One of the last features I’ll talk about in this Multcloud review is its “Encryption” feature.
You can encrypt anything.
It may be a file or a folder.
You can either set a new password for each file, or create a default password and use it for encryption on each file.
Note that these files are also encrypted on your source-drive.
So, you can’t access them unless you decrypt the files.
And, decryption is only possible on Multcloud.
Is Multcloud safe?
You’re granting Multcloud access to your cloud services!
Security definitely is an issue, isn’t it?
I sure spent nearly 4 hours simply researching and understand its security mechanism and algorithms before signing up on it.
For starters, Multcloud doesn’t store (or have) login access to any of our cloud storage services.
Multcloud also doesn’t store any of your files without your permissions.
It uses AES-256 bit encryption for file transfers. This quite literally is the strongest encryption available to Internet users like ourselves.
In a nutshell, yes, Multcloud is secure and privacy-respecting.
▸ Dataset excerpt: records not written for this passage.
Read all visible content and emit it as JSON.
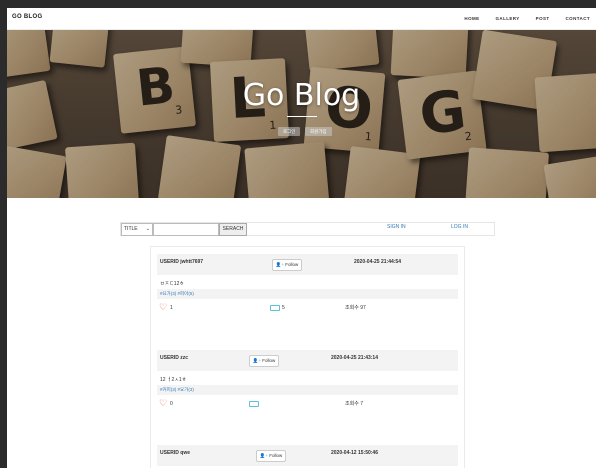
{
  "nav": {
    "brand": "GO BLOG",
    "items": [
      "HOME",
      "GALLERY",
      "POST",
      "CONTACT"
    ]
  },
  "hero": {
    "title": "Go Blog",
    "buttons": [
      "로그인",
      "회원가입"
    ]
  },
  "search": {
    "select_value": "TITLE",
    "input_value": "",
    "button_label": "SERACH",
    "sign_in": "SIGN IN",
    "log_in": "LOG IN"
  },
  "posts": [
    {
      "userid": "USERID   jwhtt7697",
      "follow": "Follow",
      "date": "2020-04-25 21:44:54",
      "title": "ㅂㅈㄷ12ㅎ",
      "tags": "#요가(3) #피아(5)",
      "likes": "1",
      "comments": "5",
      "views": "조회수   97"
    },
    {
      "userid": "USERID   zzc",
      "follow": "Follow",
      "date": "2020-04-25 21:43:14",
      "title": "12 ㅓ2ㅅ1ㅎ",
      "tags": "#커피(3) #요가(3)",
      "likes": "0",
      "comments": "",
      "views": "조회수   7"
    },
    {
      "userid": "USERID   qwe",
      "follow": "Follow",
      "date": "2020-04-12 15:50:46"
    }
  ],
  "colors": {
    "link": "#337ab7",
    "accent": "#5bc0de",
    "heart": "#d9534f"
  }
}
How much does Multcloud cost? Can you get Multcloud for free?
Well yes, it costs nothing and you can get it for free.
Here’s a more detailed insight into its pricing plans:
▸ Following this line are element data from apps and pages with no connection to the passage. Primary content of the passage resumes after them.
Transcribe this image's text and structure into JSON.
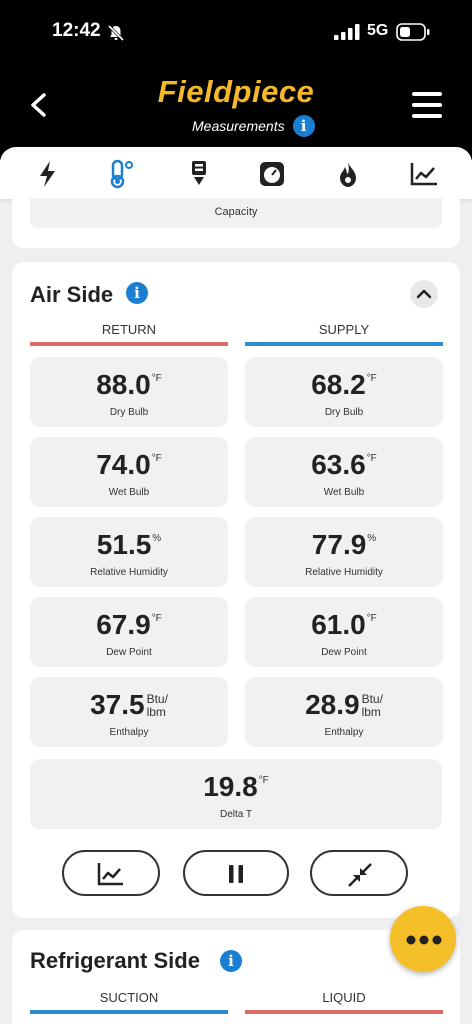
{
  "status_bar": {
    "time": "12:42",
    "network": "5G"
  },
  "header": {
    "logo": "Fieldpiece",
    "subtitle": "Measurements",
    "info_glyph": "i"
  },
  "toolbar": {
    "icons": [
      "lightning-icon",
      "thermometer-icon",
      "probe-icon",
      "gauge-icon",
      "flame-icon",
      "chart-icon"
    ]
  },
  "capacity_card": {
    "label": "Capacity"
  },
  "air_side": {
    "title": "Air Side",
    "info_glyph": "i",
    "columns": {
      "return": {
        "heading": "RETURN",
        "color": "#e06a64"
      },
      "supply": {
        "heading": "SUPPLY",
        "color": "#2a8fd0"
      }
    },
    "rows": [
      {
        "label": "Dry Bulb",
        "return_value": "88.0",
        "supply_value": "68.2",
        "unit": "°F"
      },
      {
        "label": "Wet Bulb",
        "return_value": "74.0",
        "supply_value": "63.6",
        "unit": "°F"
      },
      {
        "label": "Relative Humidity",
        "return_value": "51.5",
        "supply_value": "77.9",
        "unit": "%"
      },
      {
        "label": "Dew Point",
        "return_value": "67.9",
        "supply_value": "61.0",
        "unit": "°F"
      },
      {
        "label": "Enthalpy",
        "return_value": "37.5",
        "supply_value": "28.9",
        "unit_line1": "Btu/",
        "unit_line2": "lbm"
      }
    ],
    "delta": {
      "label": "Delta T",
      "value": "19.8",
      "unit": "°F"
    },
    "actions": [
      "chart-icon",
      "pause-icon",
      "collapse-arrows-icon"
    ]
  },
  "refrigerant_side": {
    "title": "Refrigerant Side",
    "info_glyph": "i",
    "columns": {
      "suction": {
        "heading": "SUCTION",
        "color": "#2a8fd0"
      },
      "liquid": {
        "heading": "LIQUID",
        "color": "#e06a64"
      }
    }
  },
  "fab": {
    "icon": "more-dots-icon"
  },
  "colors": {
    "accent_yellow": "#f3b928",
    "info_blue": "#1a7fd0",
    "return_red": "#e06a64",
    "supply_blue": "#2a8fd0"
  }
}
- Free: 30GB bandwidth / 2 sync modes / slower speeds.
- Monthly: $9.90/mo- 150 GB bandwidth / 8 sync modes
- Quarterly: $24.90/quarter- 200 GB bandwidth / 8 sync modes.
- Yearly: $119.00/year- Unlimited bandwidth/ 8 sync modes.
All of the paid plans allow 1 transfer and 2 sync tasks to be processed simultaneously.
The scheduler and encryption features too are only available on the paid plans.
In my opinion, the free plan is a bit limited, but well, it’s free so I’m not complaining.
Just in case you aren’t happy with their service, there’s a 14-day “unconditional” refund policy.
Being honest, I haven’t claimed a refund yet.
So, I’m not sure if it’s truly “unconditional” or has strings attached.
However, the time-frame sure is impressive.
And, that’s a wrap for this Multcloud review folks. Drop your opinions in the comments maybe?